On top of what can be seen as a platform that loosely enforcing rules on some startups, but not on others, it seems obvious that the site itself can be duped into allowing fraudulent people submitting fake projects and then taking people’s money.

The site does try to warn people, urging users to carefully review a project’s materials before pledging money. Users can also alert Kickstarter if they suspect a project is inappropriate or fraudulent.

“So far, Kickstarter has hosted more than 100,000 projects, and of these, less than a dozen have been shut down because of fraud concerns, according to the company,” wrote Rusli.

Everything revolving around the Luci is still up in the air, and no one has been proved guilty, but cases like these point out some of the risks of such modern funding mechanisms. There’s no doubt that amazing products have come to market through these platforms, but people need to be aware of examples like Luci.

Joseph Czikk

Joseph Czikk

Joseph Czikk is Managing Editor at Betakit. Prior to Betakit Joseph wrote for the National Post, Montreal Gazette, Vancouver Sun, Regina Leader Post, Techvibes and BC Business Online. Joseph often goes crazy on twitter during NHL and NFL games.
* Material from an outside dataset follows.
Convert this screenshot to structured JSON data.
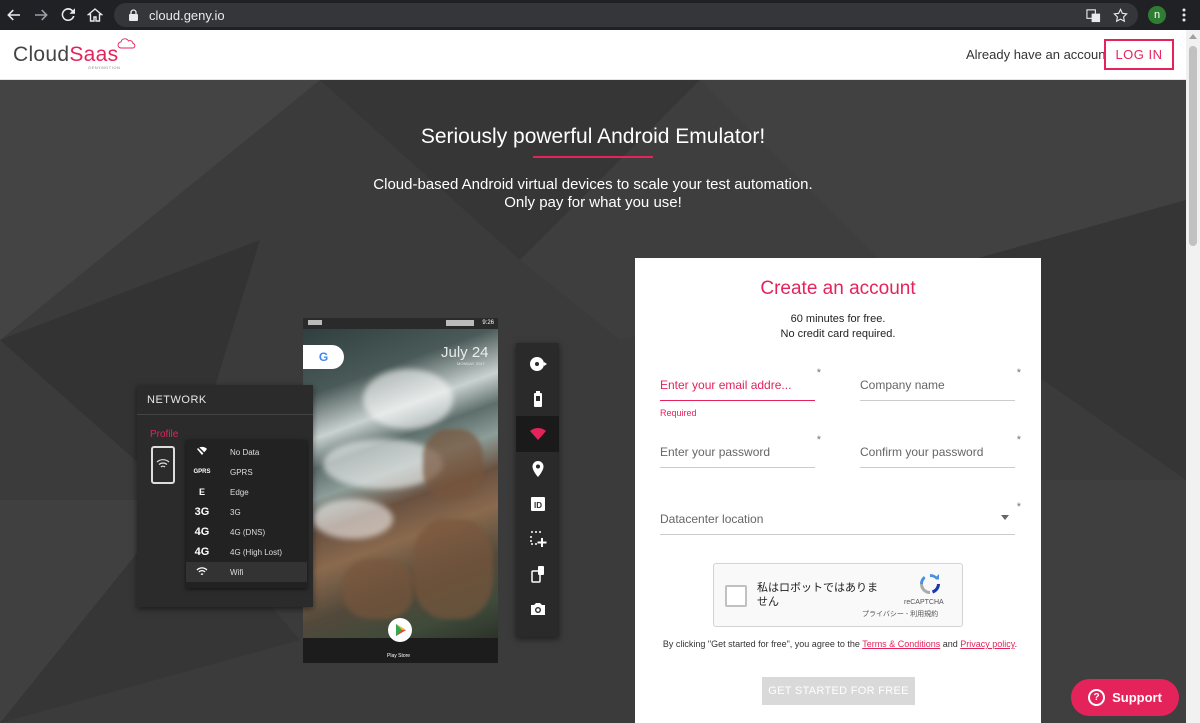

  • chumbaz

    Looking at the project, looks like it was cancelled by the creator not pulled off the site.

    • SwissTech
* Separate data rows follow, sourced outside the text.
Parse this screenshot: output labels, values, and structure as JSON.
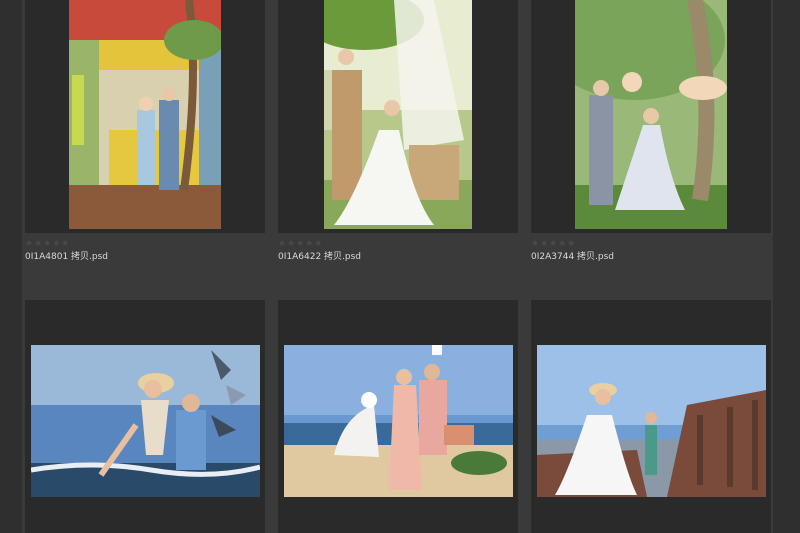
{
  "colors": {
    "background": "#3a3a3a",
    "cell": "#2a2a2a",
    "strip": "#2f2f2f",
    "star_empty": "#4a4a4a",
    "filename_text": "#d8d8d8"
  },
  "gallery": {
    "items": [
      {
        "filename": "0I1A4801 拷贝.psd",
        "rating": 0,
        "rating_stars": "★★★★★"
      },
      {
        "filename": "0I1A6422 拷贝.psd",
        "rating": 0,
        "rating_stars": "★★★★★"
      },
      {
        "filename": "0I2A3744 拷贝.psd",
        "rating": 0,
        "rating_stars": "★★★★★"
      },
      {
        "filename": "",
        "rating": 0,
        "rating_stars": ""
      },
      {
        "filename": "",
        "rating": 0,
        "rating_stars": ""
      },
      {
        "filename": "",
        "rating": 0,
        "rating_stars": ""
      }
    ]
  }
}
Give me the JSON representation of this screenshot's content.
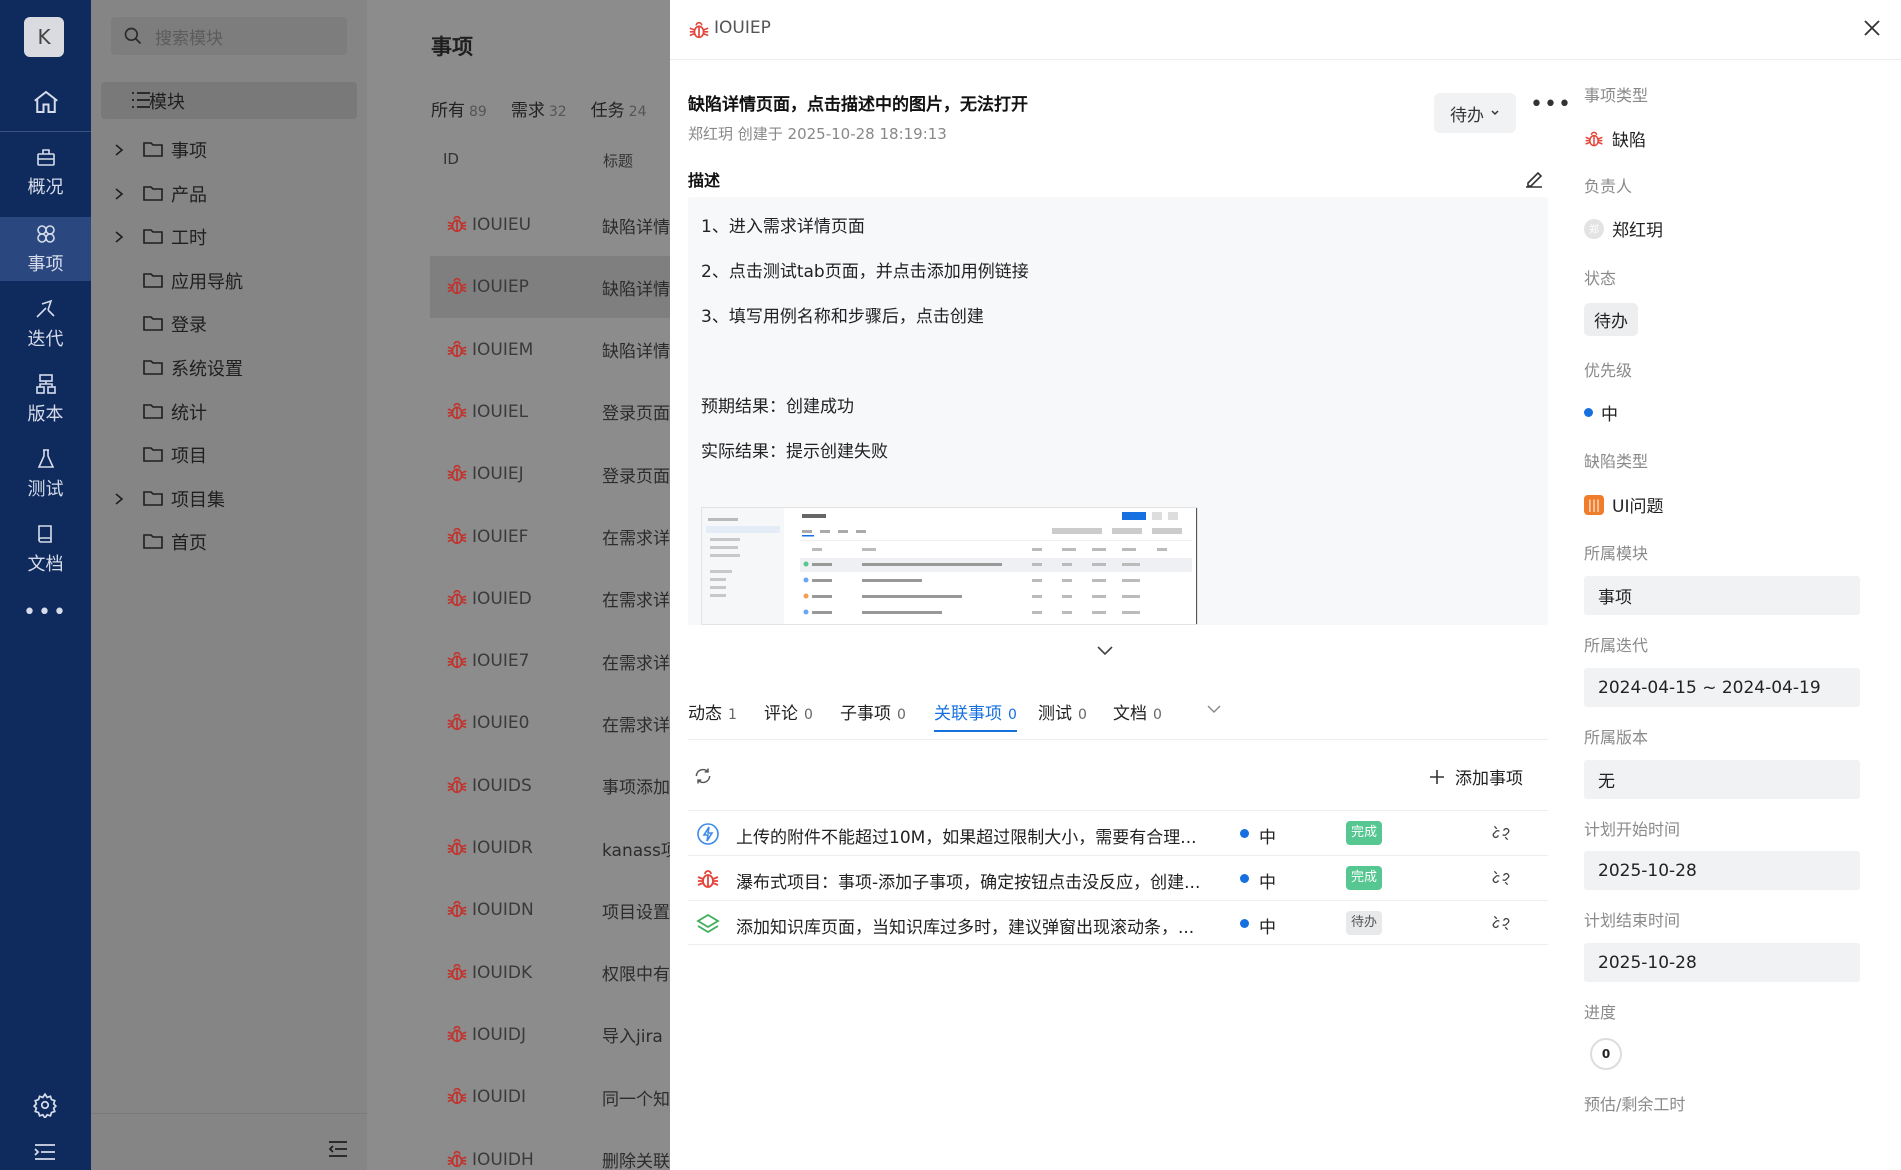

      It is illogical to assume the creator rejected 400,000 dollars, screwed over 2500 investors and destroyed his reputation just because the investors demanded to see a pic or short video of the prototype.

      Basically GXP was about to receive 400,000 dollars based on a few photoshop mockups thus the reason why the campaign ended early (Saving 2500 investors from the greatest robbery in crowd sourcing history).

      According to kickstarter guidelines it is a core requirement to have a working prototype before asking for money to put a product into mass production thus kickstarter clearly pulled the plug since so many people complained. If kickstarter would not have pulled the plug it would have DESTROYED their reputation! Cheers

  • dyl

    i was really looking forward to this, when you think about how such a device would change society if a good number of people would start using it, the possibilities are without boundaries. I hope another company starts a project with the same goal, i know somewhere where people are eager to get something of the kind and are willing to give money for it, kickstarter, why not try again?